Marked by harmony and grace


FACETS OF LOVE: R. Lakshmi Priya Sundaresan

FACETS OF LOVE: R. Lakshmi Priya Sundaresan  

As the sweet melody from Dr. Gayathri Kannan and Vijayalakshmi Krishnamurthy filled the space around the artistes at Bharat Kalachar, there was a sense of the ethereal, a sense of reaching out beyond the mundane. And this feeling intensified as the tempo picked up with the involved participation of the mridangist Nellai Balaji. The musicality was not restricted only to the orchestra that also consisted of C. P. Venkatesh on the flute and T. S. Babu on the violin. The movements in Rekha Balamurali's Bharatha Nrithyam reflected the same harmony, one invariably finds in guru Padma Subrahmanyam's choreography. Presented within a `margam' format, Bharatha Nrithyam proved to be an interesting amalgam of Bharatanatyam adavus and the lasya-dominated karanas. And Rekha's grace and accurate timing proved the icing on the cake.

The dancer is a long time disciple of Padma Subrahmanyam, and has opened her own dance institution Anughraha Fine Arts Academy in Chennai. Good footwork for the most part marked Muthu Thandavar's Mayamalavagowla kriti ``Aadi kondar" as also Papanasam Sivan's Dhanyasi varnam, ``Nee indha maayam." The distinctive demands on footwork and posture for the different movement styles, with the regular thumping for the adavus contrasting with the light-footedness necessary in some karanas, were particularly riveting.

Rekha's agility was also on view in the varnam sequences where the challenges came in the form of sudden acceleration of speed or in repeated mandi adavus. But the complete absence of araimandi and the often nebulous hasta mudras would have one almost believe it to be a part of the Bharatha Nrithyam style rather than a personal indulgence.

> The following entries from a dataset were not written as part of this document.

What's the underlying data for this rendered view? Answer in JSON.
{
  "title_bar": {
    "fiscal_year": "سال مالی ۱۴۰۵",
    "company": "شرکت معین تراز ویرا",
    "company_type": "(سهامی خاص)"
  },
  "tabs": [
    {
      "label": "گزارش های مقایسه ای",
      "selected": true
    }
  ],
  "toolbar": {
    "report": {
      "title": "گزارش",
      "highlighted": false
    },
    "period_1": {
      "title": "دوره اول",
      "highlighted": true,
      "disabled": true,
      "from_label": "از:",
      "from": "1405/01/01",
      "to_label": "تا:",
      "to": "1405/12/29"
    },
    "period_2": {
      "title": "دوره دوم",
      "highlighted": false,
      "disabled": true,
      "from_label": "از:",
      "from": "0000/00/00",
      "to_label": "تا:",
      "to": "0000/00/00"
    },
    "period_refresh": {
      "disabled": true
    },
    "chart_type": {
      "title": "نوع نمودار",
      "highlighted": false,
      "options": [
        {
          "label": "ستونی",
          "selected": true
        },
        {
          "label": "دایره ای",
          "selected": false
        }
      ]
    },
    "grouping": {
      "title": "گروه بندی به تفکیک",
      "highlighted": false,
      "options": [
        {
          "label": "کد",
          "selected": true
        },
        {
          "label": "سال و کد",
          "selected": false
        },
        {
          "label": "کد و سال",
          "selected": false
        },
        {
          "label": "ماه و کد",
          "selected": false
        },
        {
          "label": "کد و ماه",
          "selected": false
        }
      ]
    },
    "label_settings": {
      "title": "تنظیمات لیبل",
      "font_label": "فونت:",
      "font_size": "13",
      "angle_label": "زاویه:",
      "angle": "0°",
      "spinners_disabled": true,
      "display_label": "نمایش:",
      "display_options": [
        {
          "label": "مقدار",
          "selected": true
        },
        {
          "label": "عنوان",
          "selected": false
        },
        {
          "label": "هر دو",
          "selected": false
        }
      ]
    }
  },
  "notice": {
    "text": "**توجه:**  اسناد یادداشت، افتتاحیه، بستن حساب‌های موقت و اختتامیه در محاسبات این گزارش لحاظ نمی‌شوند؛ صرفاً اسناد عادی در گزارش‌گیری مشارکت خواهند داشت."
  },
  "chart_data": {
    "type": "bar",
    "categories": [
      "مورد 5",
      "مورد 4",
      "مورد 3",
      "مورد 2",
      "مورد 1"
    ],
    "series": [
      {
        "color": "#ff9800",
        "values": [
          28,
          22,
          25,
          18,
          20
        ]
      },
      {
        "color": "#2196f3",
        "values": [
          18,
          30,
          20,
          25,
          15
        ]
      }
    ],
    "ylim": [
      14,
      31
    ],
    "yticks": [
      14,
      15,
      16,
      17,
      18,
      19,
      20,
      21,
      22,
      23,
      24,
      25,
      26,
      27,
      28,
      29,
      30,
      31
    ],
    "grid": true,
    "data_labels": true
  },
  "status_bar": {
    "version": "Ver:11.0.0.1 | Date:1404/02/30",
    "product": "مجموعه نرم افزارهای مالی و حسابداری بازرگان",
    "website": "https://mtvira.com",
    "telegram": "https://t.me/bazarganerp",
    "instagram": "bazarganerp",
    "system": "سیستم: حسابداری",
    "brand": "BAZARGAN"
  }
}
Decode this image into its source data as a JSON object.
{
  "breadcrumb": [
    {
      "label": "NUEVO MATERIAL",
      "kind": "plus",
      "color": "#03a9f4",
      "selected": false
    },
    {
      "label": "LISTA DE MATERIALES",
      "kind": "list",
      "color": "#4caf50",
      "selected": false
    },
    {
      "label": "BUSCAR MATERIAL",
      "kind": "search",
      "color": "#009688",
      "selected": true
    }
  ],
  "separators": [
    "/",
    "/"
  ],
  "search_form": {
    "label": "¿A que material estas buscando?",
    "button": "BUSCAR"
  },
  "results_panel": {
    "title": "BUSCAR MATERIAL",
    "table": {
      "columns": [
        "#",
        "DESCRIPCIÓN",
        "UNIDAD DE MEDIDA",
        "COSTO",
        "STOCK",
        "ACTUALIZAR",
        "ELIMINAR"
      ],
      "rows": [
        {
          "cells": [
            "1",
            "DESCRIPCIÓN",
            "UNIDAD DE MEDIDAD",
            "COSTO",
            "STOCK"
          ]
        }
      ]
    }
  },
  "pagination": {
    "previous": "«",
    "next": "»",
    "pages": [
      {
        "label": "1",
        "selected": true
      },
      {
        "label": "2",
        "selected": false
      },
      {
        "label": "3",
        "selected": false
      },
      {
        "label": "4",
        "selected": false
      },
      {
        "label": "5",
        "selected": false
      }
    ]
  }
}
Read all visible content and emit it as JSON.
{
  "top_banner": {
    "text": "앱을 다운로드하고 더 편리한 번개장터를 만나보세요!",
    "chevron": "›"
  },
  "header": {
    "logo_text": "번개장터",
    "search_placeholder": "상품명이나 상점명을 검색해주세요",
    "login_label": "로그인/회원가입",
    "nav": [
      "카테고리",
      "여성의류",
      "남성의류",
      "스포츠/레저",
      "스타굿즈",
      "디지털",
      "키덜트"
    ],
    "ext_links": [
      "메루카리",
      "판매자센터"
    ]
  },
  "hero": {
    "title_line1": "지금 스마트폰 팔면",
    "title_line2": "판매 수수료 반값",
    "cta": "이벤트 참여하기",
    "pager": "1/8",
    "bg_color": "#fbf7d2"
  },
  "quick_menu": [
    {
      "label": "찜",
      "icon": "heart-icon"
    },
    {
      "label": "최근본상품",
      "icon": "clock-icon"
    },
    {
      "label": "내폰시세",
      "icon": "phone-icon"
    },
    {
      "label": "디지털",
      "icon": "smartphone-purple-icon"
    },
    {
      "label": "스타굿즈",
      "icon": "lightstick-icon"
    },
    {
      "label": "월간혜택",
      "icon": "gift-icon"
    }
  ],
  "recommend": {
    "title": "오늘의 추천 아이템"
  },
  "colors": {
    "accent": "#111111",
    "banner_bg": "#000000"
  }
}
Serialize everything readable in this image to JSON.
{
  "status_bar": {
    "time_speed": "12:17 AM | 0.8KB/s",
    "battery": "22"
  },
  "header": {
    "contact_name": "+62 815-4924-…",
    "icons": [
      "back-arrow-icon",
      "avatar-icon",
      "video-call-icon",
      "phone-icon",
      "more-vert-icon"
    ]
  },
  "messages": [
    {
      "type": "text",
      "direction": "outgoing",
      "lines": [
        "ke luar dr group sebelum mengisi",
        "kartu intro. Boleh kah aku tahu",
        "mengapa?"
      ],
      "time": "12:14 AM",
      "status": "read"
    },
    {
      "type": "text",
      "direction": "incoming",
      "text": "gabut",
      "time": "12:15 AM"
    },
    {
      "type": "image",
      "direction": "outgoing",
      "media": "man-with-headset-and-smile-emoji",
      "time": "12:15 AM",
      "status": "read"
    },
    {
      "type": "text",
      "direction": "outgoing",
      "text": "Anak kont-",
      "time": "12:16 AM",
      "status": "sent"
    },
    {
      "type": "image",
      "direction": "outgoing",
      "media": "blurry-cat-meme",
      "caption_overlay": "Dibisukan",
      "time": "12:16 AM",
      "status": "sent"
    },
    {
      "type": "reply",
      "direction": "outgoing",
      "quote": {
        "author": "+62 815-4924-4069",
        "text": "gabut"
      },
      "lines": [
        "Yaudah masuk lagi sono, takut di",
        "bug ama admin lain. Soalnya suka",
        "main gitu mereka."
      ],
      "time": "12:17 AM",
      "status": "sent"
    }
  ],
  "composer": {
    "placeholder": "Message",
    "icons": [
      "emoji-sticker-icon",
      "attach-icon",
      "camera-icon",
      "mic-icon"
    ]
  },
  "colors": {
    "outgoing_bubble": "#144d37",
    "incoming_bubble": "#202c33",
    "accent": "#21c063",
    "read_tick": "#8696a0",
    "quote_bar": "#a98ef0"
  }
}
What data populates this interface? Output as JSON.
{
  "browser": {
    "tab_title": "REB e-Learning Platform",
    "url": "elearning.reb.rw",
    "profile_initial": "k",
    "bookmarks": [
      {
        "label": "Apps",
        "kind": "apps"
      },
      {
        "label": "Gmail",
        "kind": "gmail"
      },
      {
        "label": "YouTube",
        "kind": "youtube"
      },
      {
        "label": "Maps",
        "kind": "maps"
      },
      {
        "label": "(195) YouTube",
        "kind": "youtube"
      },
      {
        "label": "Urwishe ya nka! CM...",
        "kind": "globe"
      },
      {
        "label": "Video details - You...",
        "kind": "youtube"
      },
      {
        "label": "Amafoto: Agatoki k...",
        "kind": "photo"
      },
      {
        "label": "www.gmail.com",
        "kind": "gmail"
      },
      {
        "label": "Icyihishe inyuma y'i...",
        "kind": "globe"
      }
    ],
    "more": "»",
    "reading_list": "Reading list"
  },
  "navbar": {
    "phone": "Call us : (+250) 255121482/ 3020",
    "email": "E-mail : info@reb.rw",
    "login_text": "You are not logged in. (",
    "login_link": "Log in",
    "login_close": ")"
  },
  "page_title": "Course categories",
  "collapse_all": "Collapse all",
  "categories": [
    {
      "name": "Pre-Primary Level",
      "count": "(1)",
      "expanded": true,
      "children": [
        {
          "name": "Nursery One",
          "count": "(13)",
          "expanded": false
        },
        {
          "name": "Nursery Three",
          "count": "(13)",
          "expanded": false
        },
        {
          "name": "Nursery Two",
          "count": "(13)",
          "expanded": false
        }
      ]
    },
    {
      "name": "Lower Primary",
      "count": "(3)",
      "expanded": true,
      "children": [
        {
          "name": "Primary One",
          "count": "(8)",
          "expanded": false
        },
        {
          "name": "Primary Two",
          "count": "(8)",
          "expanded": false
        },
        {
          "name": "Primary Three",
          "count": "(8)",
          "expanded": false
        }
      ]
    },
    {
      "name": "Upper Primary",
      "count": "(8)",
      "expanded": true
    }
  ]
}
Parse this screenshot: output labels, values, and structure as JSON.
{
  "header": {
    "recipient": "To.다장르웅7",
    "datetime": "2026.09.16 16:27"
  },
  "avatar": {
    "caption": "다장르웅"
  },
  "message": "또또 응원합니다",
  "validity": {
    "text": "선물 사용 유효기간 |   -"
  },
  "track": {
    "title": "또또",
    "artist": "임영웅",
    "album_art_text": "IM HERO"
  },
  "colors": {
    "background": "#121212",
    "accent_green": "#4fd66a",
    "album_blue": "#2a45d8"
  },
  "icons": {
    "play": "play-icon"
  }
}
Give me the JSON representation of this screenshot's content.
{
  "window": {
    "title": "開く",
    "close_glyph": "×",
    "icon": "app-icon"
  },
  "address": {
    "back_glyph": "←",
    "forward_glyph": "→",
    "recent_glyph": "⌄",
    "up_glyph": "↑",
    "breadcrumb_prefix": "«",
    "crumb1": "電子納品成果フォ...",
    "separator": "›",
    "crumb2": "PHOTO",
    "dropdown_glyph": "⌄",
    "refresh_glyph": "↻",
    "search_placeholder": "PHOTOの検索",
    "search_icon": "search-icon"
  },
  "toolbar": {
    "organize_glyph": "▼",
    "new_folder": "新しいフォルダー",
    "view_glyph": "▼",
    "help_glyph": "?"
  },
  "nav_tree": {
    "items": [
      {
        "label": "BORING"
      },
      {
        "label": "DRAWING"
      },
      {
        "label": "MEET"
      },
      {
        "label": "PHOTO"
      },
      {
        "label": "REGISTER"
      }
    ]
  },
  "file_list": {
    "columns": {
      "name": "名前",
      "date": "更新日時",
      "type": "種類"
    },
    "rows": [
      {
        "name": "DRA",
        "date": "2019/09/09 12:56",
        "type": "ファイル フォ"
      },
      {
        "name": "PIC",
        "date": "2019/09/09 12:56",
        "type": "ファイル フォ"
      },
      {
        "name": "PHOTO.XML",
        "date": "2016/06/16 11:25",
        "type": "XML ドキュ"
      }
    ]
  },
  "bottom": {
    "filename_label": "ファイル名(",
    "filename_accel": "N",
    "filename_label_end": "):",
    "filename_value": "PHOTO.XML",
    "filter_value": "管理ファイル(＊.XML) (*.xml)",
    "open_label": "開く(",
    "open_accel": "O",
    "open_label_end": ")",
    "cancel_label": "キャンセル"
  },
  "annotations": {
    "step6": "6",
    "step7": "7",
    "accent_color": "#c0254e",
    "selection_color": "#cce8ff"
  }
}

The heroine's longing for Krishna in the varnam was handled with maturity. The tableau of the Pattabhishekam scene in Meenakshi Subrahmayam's Bhairavi composition `Sri Rama' was an adequate sketch while the quick changing expressions in the lilting Sindhu Bhairavi ``Chinnanchiru penn polae" penned by Ulundoorpettai Shanmugam, brought out the dancer's versatility. However one would have wished for more depth in the abhinaya segment.

With Gayathri as lead vocalist and nattuvanar guiding the way, Padma Subrahmanyam's Kannada thillana was displayed in the best light. The composition and choreography sparkled, with an unusual pause in the refrain adding to the charm of the melody. C. P. Venkatesh scored here with his delectable interjections. Another outstanding feature in the tillana was the verse from Abhinava Gupta's ``Abhinav Bharati" embedded within. It also served to sign off tunefully.

Rekha Balamurali

Rekha Balamurali  

R. Lakshmi Priya Sundaresan's Bharatanatyam recital held on Independence Day marked the fortieth anniversary of the Mylapore Arts Academy. The recital resonated with an earnestness both from the dancer and her guru, Lakshmi Ramaswamy that would have done the sabha proud.

Both the teacher and the student warmed up during the Papanasam Sivan varnam ``Swami naan undan adimai" in Nattakuranji raagam, Adi taalam, to create a sensitive portrayal of a devotee of Nataraja. The dancer was light on her feet even in the faster segments. Especially well done was the theermanam just before the chittaswaram. She would do well to work on her kaala pramanam, and to watch for imprecision in some overhead arm movements.

The bhakti quotient was prevalent through the varnam, though there was some ambiguity in the use of kartharimukha hasta while describing Nataraja's form and ornamentation.

Lakshmi has a mobile face that captures the nuances of expression with ease. This saw her through the evening that began with love for the country, then love for God, and continued in this vein to explore the different facets of love. The frequent switches were handled expertly by vocalist Vanathi Raghuraman. She also had a supportive cast to work with: Lakshmi Ramaswamy, nattuvangam, Nagai S. Narayanan, mridangam, Ramesh, flute and Kalaiarasan, violin. While the drummer provided unobtrusive rhythm all evening, the instrumentalists' introductions to Kapi and Desh in the latter half were par excellence.